So to see them hitting the comeback trail with a low-key but high-energy set in the tiny confines of a packed-out King Tut’s is to witness them in a manner not many fans will be familiar with. There’s an earthy informality to the group, not least Spiteri, dressed in simple black jeans, black, Gram Parsons-style flower-embroidered shirt and a short black haircut. She’s a winning performer, claiming of McErlaine “his wife’s going to kick the **** out of him” for drinking wine before the suitably country-sad new track Dry Your Eyes, placing her own order for “a wee whisky, no ice” with a fan for delivery during Inner Smile’s liveliest chorus and bursting into a couple of verses of Johnny Cash’s Jackson because she felt like it.

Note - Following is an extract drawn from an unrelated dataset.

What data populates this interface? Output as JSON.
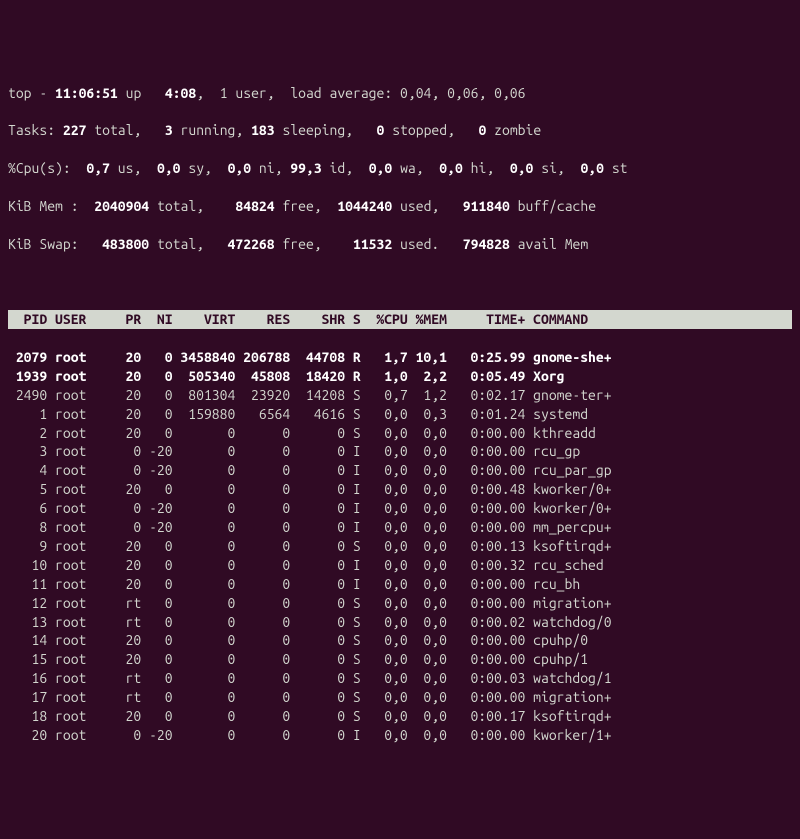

Yet the real point that demands to be made about Texas is just how excellent a live vocalist Spiteri is. The Dolly Parton twang of new song Big World and hits like When We Are Together, Black Eyed Boy and I Don’t Want a Lover were delivered with a textured combination of confidence, tenderness and raw, soulful power, as was a frankly stunning closing cover of River Deep Mountain High. That this was the case may have been unexpected, but it was certainly welcome.